Life in Plymouth had gone well for Alice, although she missed the children she had by her first husband, boys who'd been left behind in Holland. William promised that both their sons would be brought soon; in the meantime, there was much to do – including things that, as the wife of the leader of the colony, were necessary but regretful. Alice did not want to confront her nearest neighbor's wife, or to tell her things she must know.
Like her husband, John, Eleanor Billington came to Plymouth as an indentured slave. For seven years, she dressed, fed, cleaned, and cared for the colony's wealthier citizens, figuring that at the end of servitude, she'd become a full and equal member of the village, with cows, goats, acreage, and a home like everyone else's.

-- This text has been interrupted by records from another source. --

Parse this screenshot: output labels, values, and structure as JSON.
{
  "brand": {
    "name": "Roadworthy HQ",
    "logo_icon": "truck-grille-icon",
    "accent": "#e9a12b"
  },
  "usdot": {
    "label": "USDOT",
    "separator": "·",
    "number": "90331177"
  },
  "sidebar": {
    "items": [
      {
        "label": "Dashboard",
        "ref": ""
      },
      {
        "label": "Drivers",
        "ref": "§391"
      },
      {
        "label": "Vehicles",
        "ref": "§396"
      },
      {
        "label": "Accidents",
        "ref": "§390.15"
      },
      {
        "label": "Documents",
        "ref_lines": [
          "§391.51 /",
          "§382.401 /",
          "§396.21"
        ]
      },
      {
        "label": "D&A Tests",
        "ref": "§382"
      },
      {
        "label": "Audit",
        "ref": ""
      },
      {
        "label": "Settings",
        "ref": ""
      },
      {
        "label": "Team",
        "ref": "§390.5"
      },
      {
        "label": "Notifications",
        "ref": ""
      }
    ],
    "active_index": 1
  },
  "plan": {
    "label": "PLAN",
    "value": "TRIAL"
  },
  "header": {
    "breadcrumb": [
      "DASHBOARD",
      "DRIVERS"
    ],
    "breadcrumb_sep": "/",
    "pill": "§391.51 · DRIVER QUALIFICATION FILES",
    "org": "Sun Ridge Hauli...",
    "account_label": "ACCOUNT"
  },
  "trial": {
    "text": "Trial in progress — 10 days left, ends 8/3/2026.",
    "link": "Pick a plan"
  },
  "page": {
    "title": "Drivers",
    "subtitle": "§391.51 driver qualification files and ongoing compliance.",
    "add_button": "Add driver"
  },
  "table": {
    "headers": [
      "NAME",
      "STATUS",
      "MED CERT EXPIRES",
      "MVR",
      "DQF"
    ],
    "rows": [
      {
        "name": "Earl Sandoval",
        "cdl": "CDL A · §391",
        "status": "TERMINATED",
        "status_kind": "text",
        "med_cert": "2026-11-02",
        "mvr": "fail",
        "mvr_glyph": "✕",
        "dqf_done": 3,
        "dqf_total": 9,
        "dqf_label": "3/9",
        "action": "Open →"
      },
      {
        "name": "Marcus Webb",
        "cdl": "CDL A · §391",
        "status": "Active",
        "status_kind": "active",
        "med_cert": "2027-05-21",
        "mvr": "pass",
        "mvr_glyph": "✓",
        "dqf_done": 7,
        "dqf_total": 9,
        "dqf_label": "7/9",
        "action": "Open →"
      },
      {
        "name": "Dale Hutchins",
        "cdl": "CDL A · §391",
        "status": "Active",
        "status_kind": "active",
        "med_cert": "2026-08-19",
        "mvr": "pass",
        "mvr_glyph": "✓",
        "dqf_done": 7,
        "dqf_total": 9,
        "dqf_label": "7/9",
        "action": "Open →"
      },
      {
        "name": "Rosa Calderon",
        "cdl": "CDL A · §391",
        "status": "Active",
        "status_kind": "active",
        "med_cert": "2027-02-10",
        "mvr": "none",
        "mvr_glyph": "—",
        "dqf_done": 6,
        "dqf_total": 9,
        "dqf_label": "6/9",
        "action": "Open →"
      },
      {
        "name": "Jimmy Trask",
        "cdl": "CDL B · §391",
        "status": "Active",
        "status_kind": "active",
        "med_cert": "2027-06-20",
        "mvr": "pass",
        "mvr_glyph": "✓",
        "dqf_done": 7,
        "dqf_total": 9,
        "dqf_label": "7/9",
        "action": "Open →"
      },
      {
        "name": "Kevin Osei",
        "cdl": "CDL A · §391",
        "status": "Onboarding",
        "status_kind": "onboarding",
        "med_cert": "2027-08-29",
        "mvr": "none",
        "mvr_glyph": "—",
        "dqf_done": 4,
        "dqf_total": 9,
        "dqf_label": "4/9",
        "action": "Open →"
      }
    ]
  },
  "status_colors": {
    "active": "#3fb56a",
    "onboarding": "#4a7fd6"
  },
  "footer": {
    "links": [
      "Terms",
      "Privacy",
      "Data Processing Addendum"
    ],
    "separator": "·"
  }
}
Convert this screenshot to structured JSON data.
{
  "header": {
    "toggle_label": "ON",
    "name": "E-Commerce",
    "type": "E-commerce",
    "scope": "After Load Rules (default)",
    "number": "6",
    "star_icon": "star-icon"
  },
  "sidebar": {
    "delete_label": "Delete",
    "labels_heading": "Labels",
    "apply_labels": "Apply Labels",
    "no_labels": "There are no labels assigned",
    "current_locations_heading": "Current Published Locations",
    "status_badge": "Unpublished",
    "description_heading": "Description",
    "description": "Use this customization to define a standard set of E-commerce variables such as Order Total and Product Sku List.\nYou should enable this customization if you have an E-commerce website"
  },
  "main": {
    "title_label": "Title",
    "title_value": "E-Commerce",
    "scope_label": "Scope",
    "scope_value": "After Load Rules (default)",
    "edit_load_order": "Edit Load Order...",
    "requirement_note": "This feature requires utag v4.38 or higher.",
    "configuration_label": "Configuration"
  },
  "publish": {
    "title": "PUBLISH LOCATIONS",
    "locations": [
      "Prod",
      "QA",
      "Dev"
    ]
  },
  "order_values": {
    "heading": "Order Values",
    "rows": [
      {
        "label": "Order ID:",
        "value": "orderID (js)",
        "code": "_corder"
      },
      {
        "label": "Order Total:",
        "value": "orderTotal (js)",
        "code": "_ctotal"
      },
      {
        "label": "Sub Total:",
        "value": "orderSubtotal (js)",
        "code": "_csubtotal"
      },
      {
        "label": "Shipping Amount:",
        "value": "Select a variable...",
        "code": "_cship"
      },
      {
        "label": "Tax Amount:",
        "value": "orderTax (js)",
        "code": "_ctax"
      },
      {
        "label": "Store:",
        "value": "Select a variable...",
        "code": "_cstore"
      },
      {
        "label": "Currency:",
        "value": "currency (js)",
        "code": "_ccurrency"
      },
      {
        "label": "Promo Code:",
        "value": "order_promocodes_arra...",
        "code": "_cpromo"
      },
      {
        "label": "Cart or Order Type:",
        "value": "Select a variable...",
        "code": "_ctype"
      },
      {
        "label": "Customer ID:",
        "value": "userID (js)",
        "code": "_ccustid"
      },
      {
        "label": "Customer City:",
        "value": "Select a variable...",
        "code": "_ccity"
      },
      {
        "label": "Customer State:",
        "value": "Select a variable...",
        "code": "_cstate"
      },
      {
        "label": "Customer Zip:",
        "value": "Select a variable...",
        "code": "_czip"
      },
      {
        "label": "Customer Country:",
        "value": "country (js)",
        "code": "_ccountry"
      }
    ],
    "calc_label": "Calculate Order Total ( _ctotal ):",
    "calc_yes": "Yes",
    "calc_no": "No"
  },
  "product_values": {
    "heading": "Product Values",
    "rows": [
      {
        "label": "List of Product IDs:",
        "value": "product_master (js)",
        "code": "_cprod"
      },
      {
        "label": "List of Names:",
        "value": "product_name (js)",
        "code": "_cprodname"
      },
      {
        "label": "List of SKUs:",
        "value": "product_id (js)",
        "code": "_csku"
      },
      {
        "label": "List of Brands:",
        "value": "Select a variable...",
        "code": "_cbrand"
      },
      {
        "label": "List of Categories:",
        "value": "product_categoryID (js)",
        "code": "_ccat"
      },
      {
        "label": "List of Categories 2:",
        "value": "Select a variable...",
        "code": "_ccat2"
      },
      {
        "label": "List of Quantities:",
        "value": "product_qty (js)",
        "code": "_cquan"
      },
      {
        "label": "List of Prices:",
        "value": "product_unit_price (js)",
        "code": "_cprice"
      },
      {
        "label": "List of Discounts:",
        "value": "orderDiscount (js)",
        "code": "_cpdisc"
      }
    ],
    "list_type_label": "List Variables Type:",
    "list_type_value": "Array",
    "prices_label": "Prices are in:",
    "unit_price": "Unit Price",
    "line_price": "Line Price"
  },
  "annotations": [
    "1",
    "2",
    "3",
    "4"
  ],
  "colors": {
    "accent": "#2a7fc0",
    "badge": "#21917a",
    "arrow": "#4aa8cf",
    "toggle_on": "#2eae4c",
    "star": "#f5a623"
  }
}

Alas, William Bradford and his soldier, Myles Standish ensured that that didn't happen, and though Eleanor chafed, she worried more about John.
She'd seen the dangers beyond the colony's fence. She knew what was inside the compound could be worse...
For weeks now, you've been stuck inside, and you've read everything from serial to cereal box. You're antsy. You're restless. So, here's your next book.
Don't judge it by its cover, though. It may appear that "Beheld" contains healthy sips from a handmaiden's novel and peeks of stuffy Puritanical life but it's really more of a mystery on top of a mystery on top of a feminist tale on top of a story of rich-versus-poor. Here, you'll meet people that history treats with heroics, but that author TaraShea Nesbit makes relatable as humans who lie, cheat, abuse, lie some more, and act with lasciviousness.
And that mystery...? From the first paragraph, you know something dreadful has happened, but Nesbit makes readers wait to find out, while a cold fog rolls over and skin-crawling doom creeps in. That shivery-ness makes this a perfect staying-in novel.
This is one of those gaspy tales that can hold you enthralled until it's time to shock you good, and if you need something different, find it. Indeed, "Beheld" is a book you must have.
The Bookworm is Terri Schlichenmeyer. She has been reading since she was 3 years old and never goes anywhere without a book. Terri lives on a hill in Wisconsin with two dogs and 11,000 books.